Once you’re organised and have a clearer picture of your budget and what you owe, it’s time to look at your options.
Use your savings to start paying your debts. This can save hundreds of pounds a year in interest charges. Try to keep an emergency fund to avoid having to borrow in future.
Switch credit card debts to a 0% balance transfer credit card so you won’t have to pay interest on the balance for a fixed period. Consider any transfer fee and remember the interest rate will increase after a fixed time.
Make a repayment offer to your creditors. If you’re expecting a lump sum or increased income soon, you can ask your creditors to suspend payments on your account for a set period. This is called a ‘moratorium’.

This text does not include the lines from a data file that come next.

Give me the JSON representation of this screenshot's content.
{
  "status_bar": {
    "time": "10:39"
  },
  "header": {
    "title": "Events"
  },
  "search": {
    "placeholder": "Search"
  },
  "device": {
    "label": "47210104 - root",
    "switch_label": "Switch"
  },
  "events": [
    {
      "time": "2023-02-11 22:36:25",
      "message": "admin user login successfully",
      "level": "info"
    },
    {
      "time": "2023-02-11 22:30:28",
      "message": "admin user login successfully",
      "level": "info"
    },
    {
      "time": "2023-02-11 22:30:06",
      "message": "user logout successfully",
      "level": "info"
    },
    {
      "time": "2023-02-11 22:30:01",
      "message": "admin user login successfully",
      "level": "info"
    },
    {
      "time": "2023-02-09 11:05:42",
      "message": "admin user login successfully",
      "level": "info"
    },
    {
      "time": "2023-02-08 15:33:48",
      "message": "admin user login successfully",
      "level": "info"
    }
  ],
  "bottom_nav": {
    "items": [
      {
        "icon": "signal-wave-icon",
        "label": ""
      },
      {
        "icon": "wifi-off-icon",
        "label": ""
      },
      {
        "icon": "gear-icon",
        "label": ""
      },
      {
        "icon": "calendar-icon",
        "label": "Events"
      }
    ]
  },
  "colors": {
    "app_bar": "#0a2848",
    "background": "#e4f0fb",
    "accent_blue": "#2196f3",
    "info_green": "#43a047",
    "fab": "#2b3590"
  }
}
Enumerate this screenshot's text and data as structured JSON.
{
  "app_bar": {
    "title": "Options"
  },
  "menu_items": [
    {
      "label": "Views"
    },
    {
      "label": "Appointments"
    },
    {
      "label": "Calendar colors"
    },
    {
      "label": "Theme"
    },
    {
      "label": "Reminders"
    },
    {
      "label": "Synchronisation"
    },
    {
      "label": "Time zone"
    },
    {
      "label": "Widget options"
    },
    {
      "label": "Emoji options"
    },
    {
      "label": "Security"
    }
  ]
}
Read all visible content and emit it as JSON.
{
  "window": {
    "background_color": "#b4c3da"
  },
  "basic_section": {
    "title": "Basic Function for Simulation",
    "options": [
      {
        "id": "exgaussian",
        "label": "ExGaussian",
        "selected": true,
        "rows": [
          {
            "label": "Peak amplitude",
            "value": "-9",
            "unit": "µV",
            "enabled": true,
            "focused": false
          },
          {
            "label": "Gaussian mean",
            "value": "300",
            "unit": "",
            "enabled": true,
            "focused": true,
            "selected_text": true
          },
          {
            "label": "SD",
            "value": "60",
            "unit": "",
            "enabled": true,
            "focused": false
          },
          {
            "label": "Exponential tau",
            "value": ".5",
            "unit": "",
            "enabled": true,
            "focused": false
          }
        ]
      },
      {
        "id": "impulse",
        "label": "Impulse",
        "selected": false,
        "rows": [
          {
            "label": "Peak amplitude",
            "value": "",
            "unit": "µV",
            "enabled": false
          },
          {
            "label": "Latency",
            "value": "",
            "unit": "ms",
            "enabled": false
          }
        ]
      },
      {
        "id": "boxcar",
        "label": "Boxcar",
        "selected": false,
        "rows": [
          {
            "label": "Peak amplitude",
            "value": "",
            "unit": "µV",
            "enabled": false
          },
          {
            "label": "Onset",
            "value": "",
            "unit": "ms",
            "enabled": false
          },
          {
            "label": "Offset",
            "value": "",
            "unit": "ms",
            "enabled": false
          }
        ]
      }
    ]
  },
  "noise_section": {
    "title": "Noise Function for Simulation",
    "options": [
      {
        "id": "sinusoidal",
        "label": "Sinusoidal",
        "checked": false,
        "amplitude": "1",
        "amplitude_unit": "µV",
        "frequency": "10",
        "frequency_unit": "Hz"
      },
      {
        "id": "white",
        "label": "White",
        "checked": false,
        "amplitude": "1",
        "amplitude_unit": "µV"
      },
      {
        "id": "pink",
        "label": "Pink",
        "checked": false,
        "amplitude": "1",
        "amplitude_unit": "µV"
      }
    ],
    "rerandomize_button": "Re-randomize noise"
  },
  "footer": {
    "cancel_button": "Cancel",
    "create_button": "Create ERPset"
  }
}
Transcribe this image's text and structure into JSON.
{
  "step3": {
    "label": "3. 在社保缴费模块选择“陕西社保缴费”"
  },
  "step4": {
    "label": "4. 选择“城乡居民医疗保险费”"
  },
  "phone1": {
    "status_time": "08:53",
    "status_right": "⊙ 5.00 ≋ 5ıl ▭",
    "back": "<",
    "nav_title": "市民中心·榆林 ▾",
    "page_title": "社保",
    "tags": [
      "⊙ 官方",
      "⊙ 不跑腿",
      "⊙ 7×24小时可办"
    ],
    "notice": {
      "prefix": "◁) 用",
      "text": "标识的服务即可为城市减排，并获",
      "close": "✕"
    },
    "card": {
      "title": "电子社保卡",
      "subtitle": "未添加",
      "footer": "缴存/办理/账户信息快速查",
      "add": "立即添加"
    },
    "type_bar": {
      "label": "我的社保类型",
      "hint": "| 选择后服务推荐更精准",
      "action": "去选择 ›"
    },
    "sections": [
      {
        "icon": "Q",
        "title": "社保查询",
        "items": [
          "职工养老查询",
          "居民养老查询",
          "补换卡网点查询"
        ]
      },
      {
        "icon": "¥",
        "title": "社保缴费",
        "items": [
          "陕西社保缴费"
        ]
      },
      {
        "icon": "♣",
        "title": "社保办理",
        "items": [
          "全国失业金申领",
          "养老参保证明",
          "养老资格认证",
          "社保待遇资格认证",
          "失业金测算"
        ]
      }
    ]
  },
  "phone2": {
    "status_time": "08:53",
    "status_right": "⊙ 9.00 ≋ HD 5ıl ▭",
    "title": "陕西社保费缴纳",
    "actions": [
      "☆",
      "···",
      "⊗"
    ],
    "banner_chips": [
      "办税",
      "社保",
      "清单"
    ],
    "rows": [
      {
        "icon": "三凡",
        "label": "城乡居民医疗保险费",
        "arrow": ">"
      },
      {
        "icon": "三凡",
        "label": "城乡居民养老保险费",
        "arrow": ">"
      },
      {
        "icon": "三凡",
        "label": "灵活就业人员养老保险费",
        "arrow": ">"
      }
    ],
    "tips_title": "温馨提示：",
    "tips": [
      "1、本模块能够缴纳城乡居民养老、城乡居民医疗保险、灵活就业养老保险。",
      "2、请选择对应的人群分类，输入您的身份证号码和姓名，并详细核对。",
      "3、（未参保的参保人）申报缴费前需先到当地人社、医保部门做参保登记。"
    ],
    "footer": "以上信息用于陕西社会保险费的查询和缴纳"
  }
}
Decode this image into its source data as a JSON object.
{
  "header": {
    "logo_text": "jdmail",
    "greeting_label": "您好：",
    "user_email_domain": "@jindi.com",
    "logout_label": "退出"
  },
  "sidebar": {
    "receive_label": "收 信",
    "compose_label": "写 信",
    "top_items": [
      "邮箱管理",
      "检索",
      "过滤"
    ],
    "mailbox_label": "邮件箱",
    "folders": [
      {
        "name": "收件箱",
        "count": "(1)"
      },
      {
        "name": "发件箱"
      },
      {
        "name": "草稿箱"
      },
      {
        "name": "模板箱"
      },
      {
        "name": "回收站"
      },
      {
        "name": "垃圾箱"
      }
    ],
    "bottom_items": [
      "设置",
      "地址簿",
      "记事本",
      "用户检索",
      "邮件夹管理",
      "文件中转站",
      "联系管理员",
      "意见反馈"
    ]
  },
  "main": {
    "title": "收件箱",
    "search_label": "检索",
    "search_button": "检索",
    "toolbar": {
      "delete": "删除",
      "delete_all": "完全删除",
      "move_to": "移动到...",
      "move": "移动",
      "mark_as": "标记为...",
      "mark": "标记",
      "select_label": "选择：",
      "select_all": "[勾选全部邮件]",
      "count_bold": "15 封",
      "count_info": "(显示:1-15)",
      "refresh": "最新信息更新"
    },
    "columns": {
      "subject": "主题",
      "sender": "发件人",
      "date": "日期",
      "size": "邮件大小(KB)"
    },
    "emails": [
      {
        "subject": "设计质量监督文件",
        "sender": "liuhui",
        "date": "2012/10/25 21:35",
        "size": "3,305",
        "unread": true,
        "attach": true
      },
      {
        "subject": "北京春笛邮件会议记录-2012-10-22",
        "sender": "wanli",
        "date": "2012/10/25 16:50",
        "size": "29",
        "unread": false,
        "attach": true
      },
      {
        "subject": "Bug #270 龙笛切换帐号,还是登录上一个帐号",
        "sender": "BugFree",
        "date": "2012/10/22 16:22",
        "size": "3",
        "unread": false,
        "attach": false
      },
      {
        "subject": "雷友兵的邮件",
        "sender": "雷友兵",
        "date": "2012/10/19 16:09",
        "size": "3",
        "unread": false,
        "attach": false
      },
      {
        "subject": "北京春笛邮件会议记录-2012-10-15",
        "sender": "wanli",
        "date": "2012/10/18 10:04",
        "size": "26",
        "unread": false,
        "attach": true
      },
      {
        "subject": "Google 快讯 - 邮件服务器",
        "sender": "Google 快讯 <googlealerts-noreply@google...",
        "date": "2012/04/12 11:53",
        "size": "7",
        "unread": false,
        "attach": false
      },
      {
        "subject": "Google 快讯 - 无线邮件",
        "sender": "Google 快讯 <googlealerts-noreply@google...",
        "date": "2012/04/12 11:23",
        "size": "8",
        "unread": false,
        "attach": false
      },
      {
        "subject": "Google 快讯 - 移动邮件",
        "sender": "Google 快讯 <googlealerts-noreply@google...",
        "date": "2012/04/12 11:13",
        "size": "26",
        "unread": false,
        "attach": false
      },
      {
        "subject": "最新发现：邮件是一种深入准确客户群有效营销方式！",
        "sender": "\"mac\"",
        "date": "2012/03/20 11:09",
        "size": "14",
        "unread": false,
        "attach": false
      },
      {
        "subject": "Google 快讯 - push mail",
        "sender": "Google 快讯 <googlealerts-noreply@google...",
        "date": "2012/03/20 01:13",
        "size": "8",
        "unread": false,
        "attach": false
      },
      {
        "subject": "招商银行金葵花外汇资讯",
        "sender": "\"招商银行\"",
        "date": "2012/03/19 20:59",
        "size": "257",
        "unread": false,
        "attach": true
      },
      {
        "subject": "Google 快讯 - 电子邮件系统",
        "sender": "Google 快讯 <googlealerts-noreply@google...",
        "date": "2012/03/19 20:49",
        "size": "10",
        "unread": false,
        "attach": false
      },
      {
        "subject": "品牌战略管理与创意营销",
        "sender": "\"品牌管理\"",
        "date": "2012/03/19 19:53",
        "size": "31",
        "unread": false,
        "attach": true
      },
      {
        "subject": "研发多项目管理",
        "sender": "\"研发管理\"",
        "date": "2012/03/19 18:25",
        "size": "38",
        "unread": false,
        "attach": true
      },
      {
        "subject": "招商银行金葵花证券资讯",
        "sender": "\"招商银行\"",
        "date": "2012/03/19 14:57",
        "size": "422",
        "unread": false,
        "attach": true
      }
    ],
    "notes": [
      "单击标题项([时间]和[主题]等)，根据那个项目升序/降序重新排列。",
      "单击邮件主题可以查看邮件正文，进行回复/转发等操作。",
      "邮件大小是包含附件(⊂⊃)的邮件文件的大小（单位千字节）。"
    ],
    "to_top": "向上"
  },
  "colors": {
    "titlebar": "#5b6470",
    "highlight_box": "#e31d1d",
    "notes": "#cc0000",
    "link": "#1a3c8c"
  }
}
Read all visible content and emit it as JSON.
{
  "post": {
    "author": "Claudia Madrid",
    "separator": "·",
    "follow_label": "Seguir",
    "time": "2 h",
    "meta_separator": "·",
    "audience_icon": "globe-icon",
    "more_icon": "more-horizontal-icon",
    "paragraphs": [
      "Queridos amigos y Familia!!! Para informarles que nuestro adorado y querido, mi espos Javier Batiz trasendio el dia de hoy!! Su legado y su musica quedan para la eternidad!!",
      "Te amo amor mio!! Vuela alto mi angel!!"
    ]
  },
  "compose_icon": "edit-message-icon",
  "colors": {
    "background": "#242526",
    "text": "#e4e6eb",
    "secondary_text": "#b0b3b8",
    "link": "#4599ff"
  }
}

If they refuse or you have low income, offer to make small monthly payments for a set period. This shows you’re making an effort to pay your debts. If your situation doesn’t improve, ask if your creditor will consider writing off the debt altogether. The Citizens Advice Scotland website has sample letters for creditors.
If you signed a financial commitment you didn’t understand, you may be able to get your debts written off. This is rare, but if you didn’t have the mental capacity to understand the contract you signed, you may be able to get it cancelled. This might be because you have a mental illness, dementia or learning disability. Get help from an advice agency or Mind.
Equity release is a way older homeowners can release a capital sum from their home without having to move. Give equity release careful thought and always seek independent financial advice before making a decision as your home could be at risk.